As Thomas Woods writes in the introduction, "It is not just a history of the Old Right, or of the anti-interventionist tradition in America. It is the story – at least in part – of Rothbard’s own political and intellectual development: the books he read, the people he met, the friends he made, the organizations he joined, and so much more."
Obviously, little of this has made it into the official history of the United States. The movement called the Old Right is rarely discussed or even acknowledged, except to be smeared as backwards and isolationist. Countless times we read that the American right was founded by National Review, and nothing of any merit existed before.
In fact, the most consistent opponents of Harry Truman’s early Cold War measures were on the ideological right. They saw the whole thing as a trick to keep government control and spending in place. They resisted every step. And they were precisely right: Truman’s whole plan was to prevent Republican political advances by distracting people with trumped-up foreign threats.
Among the resistors was Senator Robert Taft. He opposed the Truman Doctrine, Nato, the Marshall Plan, and he refused to back more military spending in times of peace. And who supported all these policies? It was people on the left, such as The Nation. The Left favored big government in the mode of FDR. The Right was against it.
But how many historians know anything about these crucial years?

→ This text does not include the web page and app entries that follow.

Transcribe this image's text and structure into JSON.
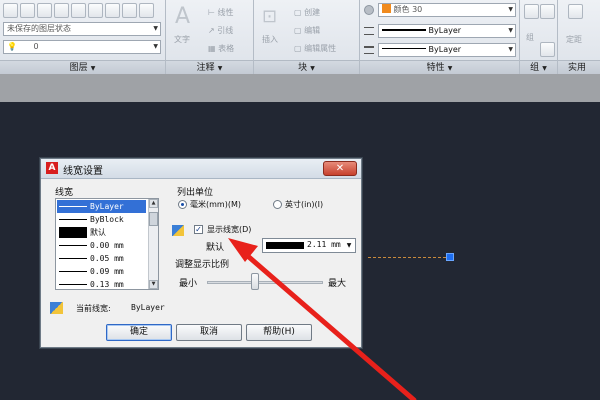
{
  "ribbon": {
    "layer_combo_value": "未保存的图层状态",
    "layer_dropdown_value": "0",
    "text_label": "文字",
    "dim_label": "标注",
    "linear_label": "线性",
    "leader_label": "引线",
    "table_label": "表格",
    "insert_label": "插入",
    "create_label": "创建",
    "edit_label": "编辑",
    "edit_attr_label": "编辑属性",
    "color_combo_value": "颜色 30",
    "linetype_value": "ByLayer",
    "lineweight_value": "ByLayer",
    "group_btn_label": "组",
    "util_label": "定距",
    "panel_titles": [
      "图层",
      "注释",
      "块",
      "特性",
      "组",
      "实用"
    ]
  },
  "dialog": {
    "title": "线宽设置",
    "lineweights_header": "线宽",
    "lineweights": [
      {
        "label": "ByLayer",
        "selected": true
      },
      {
        "label": "ByBlock",
        "selected": false
      },
      {
        "label": "默认",
        "selected": false
      },
      {
        "label": "0.00 mm",
        "selected": false
      },
      {
        "label": "0.05 mm",
        "selected": false
      },
      {
        "label": "0.09 mm",
        "selected": false
      },
      {
        "label": "0.13 mm",
        "selected": false
      }
    ],
    "units_header": "列出单位",
    "unit_mm": "毫米(mm)(M)",
    "unit_in": "英寸(in)(I)",
    "display_lw_label": "显示线宽(D)",
    "default_label": "默认",
    "default_value": "2.11 mm",
    "scale_header": "调整显示比例",
    "scale_min": "最小",
    "scale_max": "最大",
    "current_lw_label": "当前线宽:",
    "current_lw_value": "ByLayer",
    "ok_label": "确定",
    "cancel_label": "取消",
    "help_label": "帮助(H)"
  },
  "colors": {
    "canvas_bg": "#222733",
    "annotation_arrow": "#e8211b",
    "selection": "#3370d6",
    "grip": "#1e6ef0"
  }
}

How many know that the left and right changed place from the late 50s through the 1960s? Very few indeed. What Rothbard shows is that the cause of peace is our heritage, and that free markets has been united with the antiwar cause from the founding fathers through the Old Right and as late as the 1950s.

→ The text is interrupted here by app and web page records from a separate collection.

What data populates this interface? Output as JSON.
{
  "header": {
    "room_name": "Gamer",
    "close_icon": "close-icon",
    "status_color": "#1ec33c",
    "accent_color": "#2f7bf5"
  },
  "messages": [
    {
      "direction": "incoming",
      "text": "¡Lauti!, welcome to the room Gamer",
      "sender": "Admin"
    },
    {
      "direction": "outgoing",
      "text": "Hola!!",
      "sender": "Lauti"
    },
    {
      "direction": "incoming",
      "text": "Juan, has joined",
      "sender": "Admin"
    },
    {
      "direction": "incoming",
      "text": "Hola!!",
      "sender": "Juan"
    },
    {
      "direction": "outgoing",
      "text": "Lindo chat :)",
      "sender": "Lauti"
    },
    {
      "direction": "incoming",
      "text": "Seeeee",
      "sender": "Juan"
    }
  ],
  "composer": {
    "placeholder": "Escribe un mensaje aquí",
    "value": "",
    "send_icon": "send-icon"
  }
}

There is so much in this book to appreciate but especially valuable are his comments on the Left in the 1960s. There might have seemed to be some hope for some type of collaboration. They were against war and for civil liberties at a time when the right was becoming increasingly imperialist and warmongering. Rothbard explains his attempt to educate the left on economics. Alas, there was no hope. He had to go it alone and forge a completely new movement called libertarianism.
Rothbard plays a much more important role in the history of American politics than is usually acknowledged. He is the link between the Old Right and the new libertarian movement of our times. It was Rothbard who brought Mises’s work to the attention of a new generation, writing about his ideas and expanding them. It was Rothbard who worked not only as an intellectual but an activist. It shows what one man and a typewriter can do.
This book has been the best-kept secret in political writing for the last half century. Now at last it can be revealed to the world. Betrayal of the America Right is the tell-all book that shows why and how the ideological world turned upside down.
- Introduction by Thomas E. Woods, Jr.
- Preface to the 1991 Revision by Murray N. Rothbard
- Two Rights, Old and New
- Origins of the Old Right, I: Early Individualism
- Origins of the Old Right, II: The Tory Anarchism of Mencken and Nock
- The New Deal and the Emergence of the Old Right
- Isolationism and the Foreign New Deal
- World War II: The Nadir
- The Postwar Renaissance I: Libertarianism
- The Postwar Renaissance II: Politics and Foreign Policy
- The Postwar Renaissance II: Libertarians and Foreign Policy
- The Postwar Renaissance IV: Swansong of the Old Right
- Decline of the Old Right
- National Review and the Triumph of the New Right
- The Early 1960s: From Right to Left
- The Late 1960s: The New Left
Murray N. Rothbard (1926–1995) was the author of Man, Economy, and State, Conceived in Liberty, What Has Government Done to Our Money, For a New Liberty, The Case Against the Fed, and many other books and articles. He was also the editor – with Lew Rockwell – of The Rothbard-Rockwell Report.